In psychology, this is known as cognitive dissonance which is the stress or discomfort we experience when we holding two contradictory ideas or values in our mind at the same time.
This discomfort arises because we seek consistency between expectation and reality. In the case of the fox, eating the grapes was its expectation but since reality was not achievable, there is a significant gap (and tension) between expectation and reality.
To mitigate this tension, we (or the fox) will try to move our expectation closer to reality (which we can’t or refuse to change).
One way of achieving this is through motivated reasoning which is an emotion-based decision making phenomenon. It leads us to identify with the evidence that confirm what we already believe or develop elaboration rationalisations to justify our beliefs.
“So how did Aesop’s Fox get into my office?”
During my career working with clients as an investment banker and a strategy consultant, and even within my own teams, I have seen this happen in meetings, negotiations and discussions. Most times sub-consciously and I’ll even be first to admit I’m guilty of it. Here are some examples:
- Supporting the valuation of an acquisition target by excluding (or including) certain comparable companies in the peer group to achieve the desired range earnings multiple
- Focussing on the views of certain team members while giving less weightage on the views of others. (Team members who are senior in rank, have more dominant personalities get heard more easily than others)
- In executing redundancy, justifying (and sometimes even creating reasons) why those 2 persons in the team are the ones that have to go.
What happens is decision-making is impacted when judgement is made based on emotion and we attempt to rely on evidence that is “created” rather based on logic and objective evidence.
So what could we do to manage this?
First, we could become more self conscious on our decision making process. Being more open to alternative views and recognising our biasness. Researchers have shown that certain personalities related to being open and curious could mitigate clouded judgements by motivated reasoning. Julia Galef from the Center for Applied Rationality speaks about “Scout Mindset” in this TEDx talk.
However, in reality we will find it difficult because we never be able to fully detach our emotions from a decision, especially in moments of stress and frustration in a challenging business environment.

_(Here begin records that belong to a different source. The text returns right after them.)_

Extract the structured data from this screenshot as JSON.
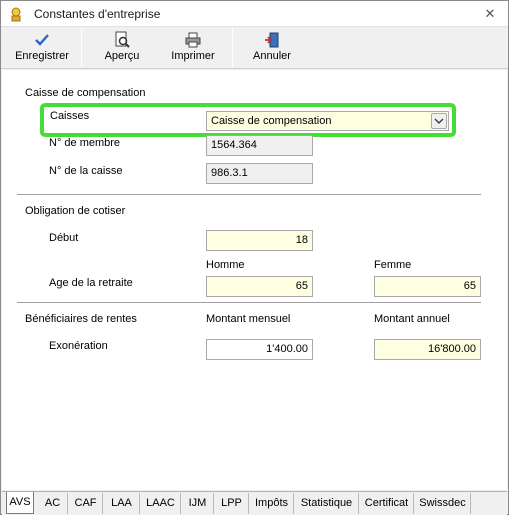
{
  "window": {
    "title": "Constantes d'entreprise",
    "close_glyph": "✕"
  },
  "toolbar": {
    "save": {
      "label": "Enregistrer",
      "icon": "checkmark-icon"
    },
    "preview": {
      "label": "Aperçu",
      "icon": "preview-icon"
    },
    "print": {
      "label": "Imprimer",
      "icon": "printer-icon"
    },
    "cancel": {
      "label": "Annuler",
      "icon": "exit-door-icon"
    }
  },
  "caisse": {
    "section_title": "Caisse de compensation",
    "caisses_label": "Caisses",
    "caisses_value": "Caisse de compensation",
    "membre_label": "N° de membre",
    "membre_value": "1564.364",
    "caisse_no_label": "N° de la caisse",
    "caisse_no_value": "986.3.1"
  },
  "obligation": {
    "section_title": "Obligation de cotiser",
    "debut_label": "Début",
    "debut_value": "18",
    "homme_label": "Homme",
    "femme_label": "Femme",
    "retraite_label": "Age de la retraite",
    "retraite_homme_value": "65",
    "retraite_femme_value": "65"
  },
  "rentes": {
    "section_title": "Bénéficiaires de rentes",
    "mensuel_label": "Montant mensuel",
    "annuel_label": "Montant annuel",
    "exoneration_label": "Exonération",
    "mensuel_value": "1'400.00",
    "annuel_value": "16'800.00"
  },
  "tabs": [
    "AVS",
    "AC",
    "CAF",
    "LAA",
    "LAAC",
    "IJM",
    "LPP",
    "Impôts",
    "Statistique",
    "Certificat",
    "Swissdec"
  ],
  "active_tab": "AVS",
  "colors": {
    "highlight": "#44dd33",
    "field_yellow": "#fefee1"
  }
}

An alternative we propose is to employ a decision making process that can somehow detach personal bias from the decision, and separate knowledge from emotion.
One of the tools we use in our facilitated workshops to achieve better decision making is LEGO Serious Play. The method involves LEGO bricks which participants build models to express their views to the business question posed by the facilitator. Participants are given time to construct their models (or “answers”) individually ensuring individual responses are not subject to influence of the group or more dominant members of the group. Following which, participants are each given the opportunity to share what their models represent to the rest of the group. Everyone has a turn to speak and no-one is skipped over. The intention is to keep the focus is on the LEGO models and hence the business issue being discussed, instead of the person. This allows the discussion to go the full distance in depth and intensity without personal bias and emotions to rule the discussion.
The result: Better decision making based on knowledge of the team and reduced levels of personal bias.